Cloud travel es un proyecto comisionado por Lee-ka sing y formó parte de la exhibición Diálogos YYZ, siete artistas en respuesta a los poemas de Leung Ping Kwan, en la galería INDEXG en Toronto y la galería de la librería central en Taipei.






Cloud Travel, impresión digital cromógena, 3"x28"

Cloud Travel


Clouds are amazing, but you can’t live there.

Our plane’s wings harvest

the houses far below,

a mountain chain,

a coast.

Our old haunts in the city are left way behind

as we enter cloud banks.

Pretty enough, as I say, but no place to live.

Taipei, Tokyo, Honolulu:

we’ll pass through darkness and light,

come out on the other side of the tunnel,

sleep through it, in fact, and wake up.

Then there is light,

pink scattered in the sky up ahead,

pale yellow,

beginnings of blue,

darkness failing and gathering,

blue growing steadily lighter,

oldest friendships far in the lees.

I’m bringing my favorite calligraphy

but I’m alone here, high in the emptiest air,

Tang poems in my carry-ons,

pieces declared fragments of a strange star,

clouds becomes boulders

that turn again back into clouds,

bits and tufts…on the east side dawn,

on the west rain, sunshine and rain at once.

Docking in the night sky over Tokyo,

no bell welcomes

the guest’s lonely boat.

The trees slip backwards in my window past a station

while others sleep and start restlessly

and where are we heading?

“Coffee, tea or wine?”

until I’m tipsy

in might-be rain outside,

no, not raining,

only parts of our own little star falling.

It’s getting bluer out now, through hardly visible,

then shadows again.

Sleep while you can.

Forget it,

No, we’ve got to come down somewhere,

pass documents,

show one of this world’s passports

and stand in line,

present the baggage of your life

carried from country to country.

Daybreak for sure

without old rooster’s crowing,

the blue sky of Honolulu under our wings,

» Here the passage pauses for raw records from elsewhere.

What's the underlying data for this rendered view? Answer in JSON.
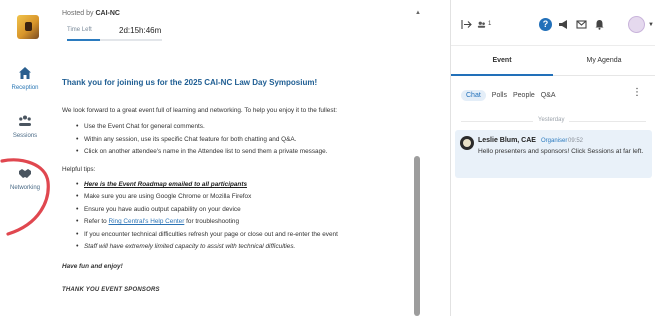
{
  "header": {
    "hosted_prefix": "Hosted by",
    "host_name": "CAI-NC",
    "time_left_label": "Time Left",
    "time_left_value": "2d:15h:46m",
    "time_left_progress_percent": 35
  },
  "rail": {
    "items": [
      {
        "label": "Reception",
        "icon": "home-icon"
      },
      {
        "label": "Sessions",
        "icon": "people-group-icon"
      },
      {
        "label": "Networking",
        "icon": "handshake-icon"
      }
    ]
  },
  "content": {
    "welcome": "Thank you for joining us for the 2025 CAI-NC Law Day Symposium!",
    "intro": "We look forward to a great event full of learning and networking. To help you enjoy it to the fullest:",
    "bullets": [
      "Use the Event Chat for general comments.",
      "Within any session, use its specific Chat feature for both chatting and Q&A.",
      "Click on another attendee's name in the Attendee list to send them a private message."
    ],
    "tips_heading": "Helpful tips:",
    "tips": {
      "roadmap": "Here is the Event Roadmap emailed to all participants",
      "browser": "Make sure you are using Google Chrome or Mozilla Firefox",
      "audio": "Ensure you have audio output capability on your device",
      "refer_prefix": "Refer to",
      "refer_link": "Ring Central's Help Center",
      "refer_suffix": "for troubleshooting",
      "refresh": "If you encounter technical difficulties refresh your page or close out and re-enter the event",
      "staff": "Staff will have extremely limited capacity to assist with technical difficulties."
    },
    "have_fun": "Have fun and enjoy!",
    "sponsors_heading": "THANK YOU EVENT SPONSORS"
  },
  "panel": {
    "attendee_count": "1",
    "tabs": {
      "event": "Event",
      "agenda": "My Agenda"
    },
    "subtabs": [
      "Chat",
      "Polls",
      "People",
      "Q&A"
    ],
    "day_label": "Yesterday",
    "message": {
      "author": "Leslie Blum, CAE",
      "role": "Organiser",
      "time": "09:52",
      "text": "Hello presenters and sponsors! Click Sessions at far left."
    }
  },
  "colors": {
    "accent": "#2270b9",
    "welcome_text": "#1f5e93",
    "annotation": "#e0474f",
    "message_bg": "#e9f1f9"
  }
}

exactly half-way between tropical suns and northern snows,

having crossed yet another border.

Snow’s great but it’s also a famous killer

but now I’m sweating in too many clothes.

No one’s as free as he wanted to be.

You only seem to have made it to another space and time

but there you are still strapped in your seat.

You are flying

but you must land, like snow, eventually.

You’re toasting

but the rocks in your drink won’t melt

till the last snows in the Spring.

And when is Spring?

When the warm chill of the glass at hand holds sunshine and rain,

which eventually flow east and west on their own.

Out my window the universe has turned the flowered trees to bronze pillars

when we get to our point of entry

and they sound like cold, metallic sheets.

You’re still searching for something

in the morning clouds that have as yet no stories.

The sky yellows and then gradually fades

to patches of pink light.

One searches further and further

ahead in the brightening day.

Could I pitch this glass as well as past griefs?

Will all really be renewed in the Spring?

I remember

ordinary days and connections in the world;

then how plain is this sea of clouds.

Don’t they expect to be the world’s rain?

I’m watching; I’m waiting,

brightness ahead showing on the cloud’s tops guarantees sunshine

so why do I find myself thinking of never melting snows?

Spring will come and snows melt

but up here I’m traveling in a space without seasons,

into empty space ahead without sunshine.

I put out my hand and touch the cold glass;

people are still starting in restless sleep

from day into night,

from Spring to Winter,

all lost

beyond clouds

in the middle of the night

with all that droning horsepower

roaring alone.

What are these fallen petals blown at me?

Am I supposed to bring Springtime back to the snows?

Or will the snows turn me to numbed cold?

One imagines toasting a spring

and a willow stroking the wine glass.


No, wait; somebody picked up all the glasses.


In silence

you study the quiet desolation outside,

the clouds changing resemblances

their colors soon disappearing.

The clouds are amazing, but you can’t live there.

Leung Ping Kwan


December, 1981